The data provide an additional paradigm shift for the treatment of advanced melanoma, he said, which should translate to other cancer types. Nivolumab is already approved by the FDA for the treatment of advanced melanoma, kidney cancer, and non–small-cell lung cancer.
Dr Hodi provided an update to a phase 1 dose-escalation clinical trial known as CA209-003, which was initiated in 2008 and involved 107 patients with advanced melanoma who had received ≤5 previous treatments (excluding CTLA-4 or PD-1 inhibitor), and who had received 1 of 5 doses of nivolumab (0.1 mg/kg, 0.3 mg/kg, 1 mg/kg, 3 mg/kg, or 10 mg/kg) every 2 weeks for up to 2 years. Treatment continued for up to 96 weeks.
The updated safety and survival data presented at this AACR annual meeting were from a minimum follow-up of 45 months from the time of the first nivolumab dosing. The patients’ median age was 61 years, 67% of the patients were male, and 65% had received previous immunotherapy.

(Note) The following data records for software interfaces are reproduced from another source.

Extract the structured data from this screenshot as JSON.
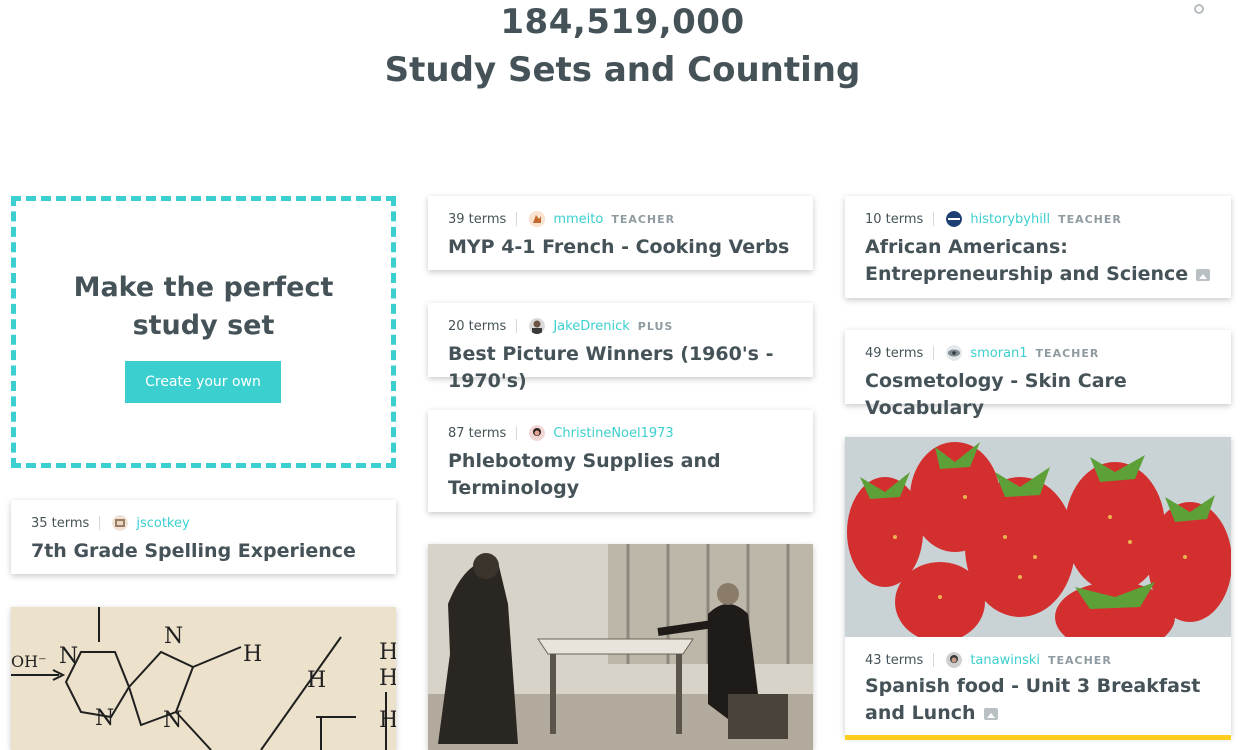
{
  "hero": {
    "count": "184,519,000",
    "subtitle": "Study Sets and Counting"
  },
  "promo": {
    "title_line1": "Make the perfect",
    "title_line2": "study set",
    "button_label": "Create your own"
  },
  "cards": [
    {
      "terms": "39 terms",
      "user": "mmeito",
      "badge": "TEACHER",
      "title": "MYP 4-1 French - Cooking Verbs"
    },
    {
      "terms": "10 terms",
      "user": "historybyhill",
      "badge": "TEACHER",
      "title": "African Americans: Entrepreneurship and Science",
      "has_image_icon": true
    },
    {
      "terms": "20 terms",
      "user": "JakeDrenick",
      "badge": "PLUS",
      "title": "Best Picture Winners (1960's - 1970's)"
    },
    {
      "terms": "49 terms",
      "user": "smoran1",
      "badge": "TEACHER",
      "title": "Cosmetology - Skin Care Vocabulary"
    },
    {
      "terms": "87 terms",
      "user": "ChristineNoel1973",
      "badge": "",
      "title": "Phlebotomy Supplies and Terminology"
    },
    {
      "terms": "35 terms",
      "user": "jscotkey",
      "badge": "",
      "title": "7th Grade Spelling Experience"
    },
    {
      "terms": "43 terms",
      "user": "tanawinski",
      "badge": "TEACHER",
      "title": "Spanish food - Unit 3 Breakfast and Lunch",
      "has_image_icon": true
    }
  ],
  "images": {
    "chem_labels": [
      "N",
      "H",
      "OH⁻",
      "N",
      "H",
      "H",
      "N",
      "N",
      "H",
      "H"
    ],
    "strawberry_image": "strawberries-photo",
    "vintage_image": "vintage-photo"
  },
  "colors": {
    "accent": "#3ccfcf",
    "text": "#455358",
    "badge": "#8f9ba0",
    "highlight_bar": "#ffcd1f"
  }
}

The 5-year overall survival (OS) rate was 34%, with a median OS of 17.3 months among all patients, and a median OS of 20.3 months in the 3-mg/kg arm; in this arm, the 12-month survival was 64.7%, which declined incrementally at 24 months (47.1%), 36 months (41.2%), and 48 months (35.3%). The OS appeared to plateau at 48 months, “which is indicative of long-term benefit in some patients, although more follow-up is needed to fully appreciate the benefit of nivolumab monotherapy,” said Dr Hodi.
An updated analysis of retreated patients showed that disease control was maintained, Dr Hodi said. The patients were permitted to receive retreatment with nivolumab under certain circumstances, which included experiencing progressive disease without dose-limiting toxicity after achieving disease control, not reaching 1-year follow-up without progressive disease, or not having already received retreatment. Overall, 5 patients were retreated at the same dose as originally assigned, after not receiving treatment for ≥100 days.
At 30 months, the progression-free survival rates were 25.7% among patients assigned to nivolumab 3 mg/kg, and 18.6% for the entire cohort.
Nivolumab continued to be safe and tolerable, with no deaths or new safety signals.
The combination of ipilimumab (Yervoy) and nivolumab was approved by the FDA on September 30, 2015, for the treatment of patients with unresectable or metastatic melanoma without the BRAF V600 gene mutation. On January 23, 2016, this indication was expanded to include patients with unresectable or metastatic melanoma regardless of BRAF V600 mutation status; this most recent indication was based on findings from the CheckMate-067 clinical trial.